Number of rough sleepers rise again in England, warns Crisis
Written by Andrew Holt
A 6% rise in the number of people sleeping rough is condemned by national homelessness charity Crisis.
The Department for Communities and Local Government (DCLG) today revealed that 2,309 people were reported by local councils across the country as sleeping rough on one night in Autumn 2012, up from 2,181 in the previous year’s count.
This is on top of last year’s rise of 23%.
Leslie Morphy, chief executive of Crisis, said: “In communities across the country real lives are being blighted by homelessness. To sleep out on the streets is a devastating experience, and it is a scandal that in 21st century Britain we are seeing more and more people left with no other option.
“We have been warning for some time now that the economic downturn combined with cuts – particularly to housing benefit – would drive rough sleeping higher.
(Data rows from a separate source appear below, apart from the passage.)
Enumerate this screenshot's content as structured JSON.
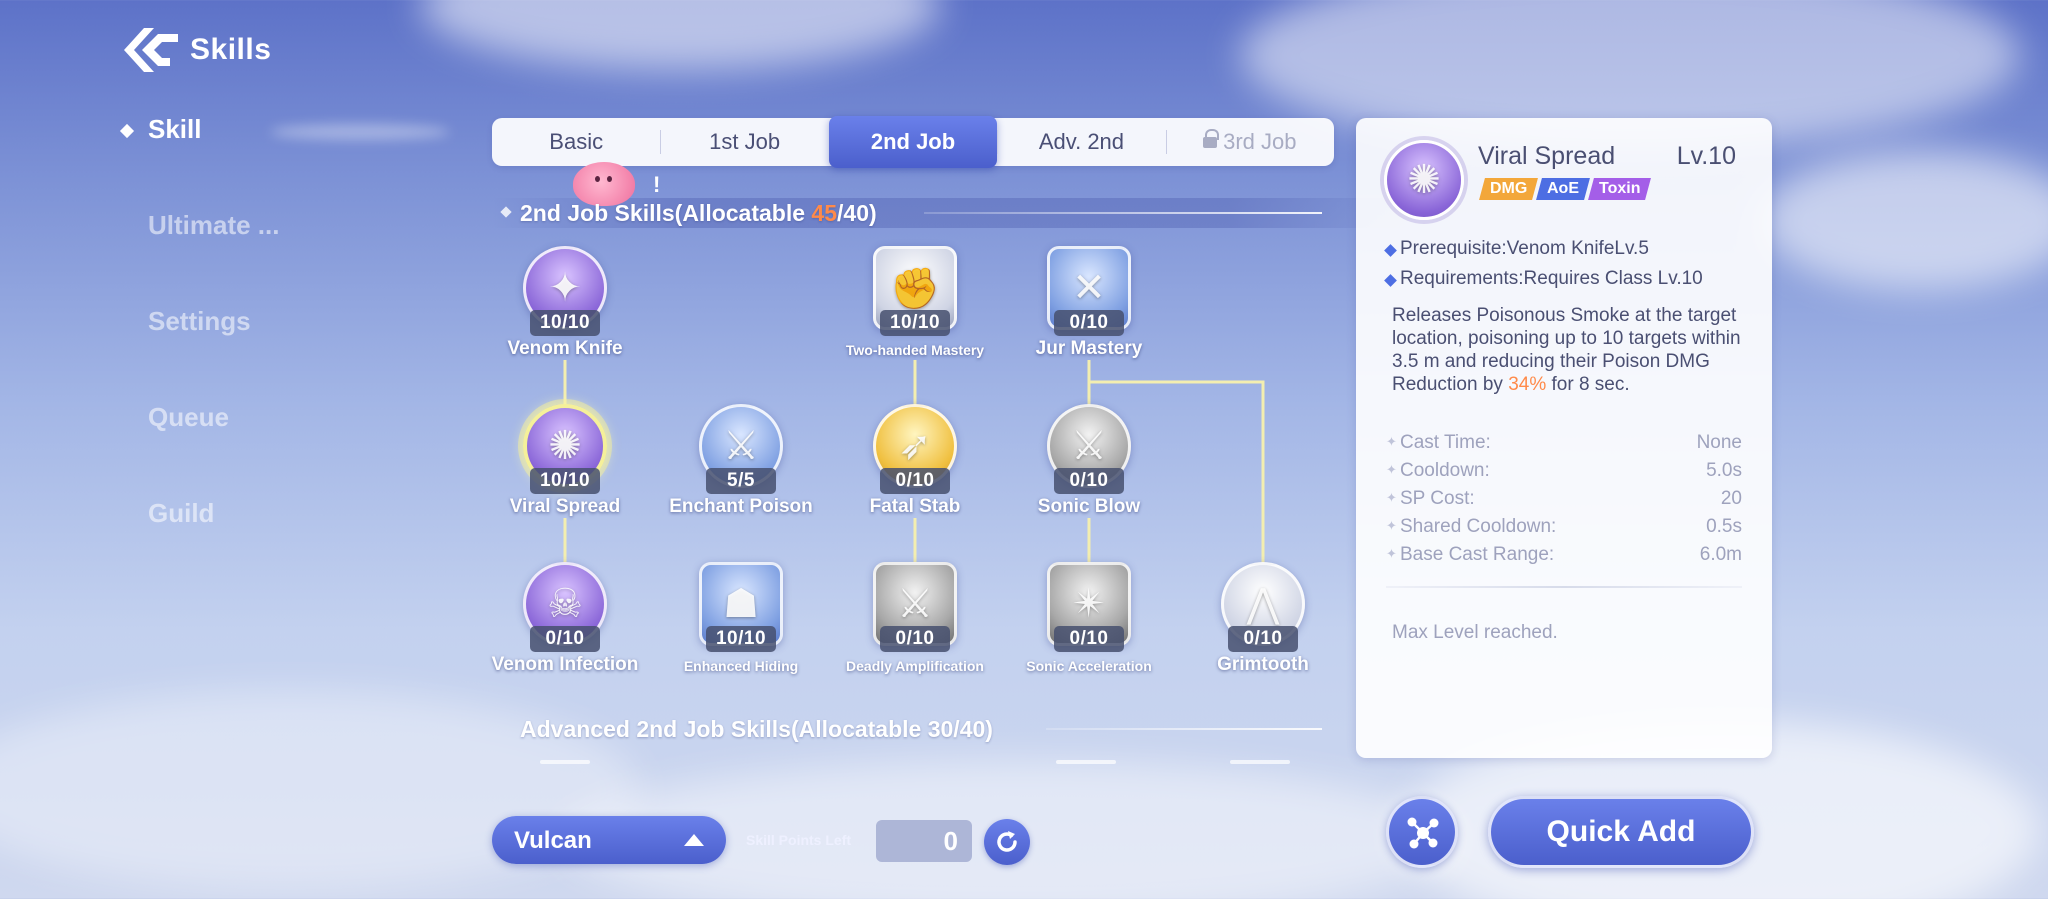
{
  "header": {
    "title": "Skills"
  },
  "nav": {
    "items": [
      {
        "label": "Skill"
      },
      {
        "label": "Ultimate ..."
      },
      {
        "label": "Settings"
      },
      {
        "label": "Queue"
      },
      {
        "label": "Guild"
      }
    ]
  },
  "tabs": [
    {
      "label": "Basic"
    },
    {
      "label": "1st Job"
    },
    {
      "label": "2nd Job"
    },
    {
      "label": "Adv. 2nd"
    },
    {
      "label": "3rd Job"
    }
  ],
  "notice": {
    "mark": "!"
  },
  "sections": {
    "job2": {
      "prefix": "2nd Job Skills(Allocatable ",
      "used": "45",
      "suffix": "/40)"
    },
    "adv2": {
      "title": "Advanced 2nd Job Skills(Allocatable 30/40)"
    }
  },
  "skills": [
    {
      "name": "Venom Knife",
      "level": "10/10",
      "icon": "venom-knife-icon"
    },
    {
      "name": "Two-handed Mastery",
      "level": "10/10",
      "icon": "two-handed-mastery-icon"
    },
    {
      "name": "Jur Mastery",
      "level": "0/10",
      "icon": "jur-mastery-icon"
    },
    {
      "name": "Viral Spread",
      "level": "10/10",
      "icon": "viral-spread-icon"
    },
    {
      "name": "Enchant Poison",
      "level": "5/5",
      "icon": "enchant-poison-icon"
    },
    {
      "name": "Fatal Stab",
      "level": "0/10",
      "icon": "fatal-stab-icon"
    },
    {
      "name": "Sonic Blow",
      "level": "0/10",
      "icon": "sonic-blow-icon"
    },
    {
      "name": "Venom Infection",
      "level": "0/10",
      "icon": "venom-infection-icon"
    },
    {
      "name": "Enhanced Hiding",
      "level": "10/10",
      "icon": "enhanced-hiding-icon"
    },
    {
      "name": "Deadly Amplification",
      "level": "0/10",
      "icon": "deadly-amplification-icon"
    },
    {
      "name": "Sonic Acceleration",
      "level": "0/10",
      "icon": "sonic-acceleration-icon"
    },
    {
      "name": "Grimtooth",
      "level": "0/10",
      "icon": "grimtooth-icon"
    }
  ],
  "detail": {
    "name": "Viral Spread",
    "level": "Lv.10",
    "tags": [
      "DMG",
      "AoE",
      "Toxin"
    ],
    "prerequisite": "Prerequisite:Venom KnifeLv.5",
    "requirements": "Requirements:Requires Class Lv.10",
    "desc_a": "Releases Poisonous Smoke at the target location, poisoning up to 10 targets within 3.5 m and reducing their Poison DMG Reduction by ",
    "desc_hi": "34%",
    "desc_b": " for 8 sec.",
    "stats": [
      {
        "key": "Cast Time:",
        "value": "None"
      },
      {
        "key": "Cooldown:",
        "value": "5.0s"
      },
      {
        "key": "SP Cost:",
        "value": "20"
      },
      {
        "key": "Shared Cooldown:",
        "value": "0.5s"
      },
      {
        "key": "Base Cast Range:",
        "value": "6.0m"
      }
    ],
    "footer": "Max Level reached."
  },
  "bottom": {
    "class_select": "Vulcan",
    "sp_label": "Skill Points Left",
    "sp_value": "0",
    "quick_add": "Quick Add"
  },
  "colors": {
    "accent": "#4b5fcc",
    "highlight": "#ff8a4a",
    "selected_ring": "#f5f09a"
  }
}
These figures confirm our fears and with a raft of new cuts coming in April, we think this is just the beginning.”
Today’s figures come as transitional measures for those affected by housing benefit cuts have come to an end and ahead of new benefit cuts in April that Crisis warns will drive homelessness yet higher.
Local Housing Allowance (housing benefit in the private rented sector) will be increased by inflation rather than with reference to rents
The overall benefit cap will kick in in a number of areas
Elements of the Social Fund (which provides low income households with emergency support) will be abolished
The bedroom tax will hit social tenants deemed to be under occupying their home
Council Tax benefit is being cut
All at a time when local councils across the country are cutting back on services to help people who become homeless, such as hostels and day centres.
Crisis recently published the second year of The Homelessness Monitor – a five-year research project undertaken by Heriot-Watt University and the University of York, which sets out that the combination of the economic downturn and cuts to housing benefit are starting to bite and that homelessness is set to rise yet further in the years ahead across England.
In light of today’s figures, Crisis is calling on the government to:
Reverse the cuts to housing benefit including those due to come in in April
Invest substantially in new social and affordable housing
Ensure all homeless people get the help they need when they approach their local council for assistance including through homeless services being properly funded
Charity Times editor Matt Ritchie covers some of the talking points from the Spending Review and Autumn Statement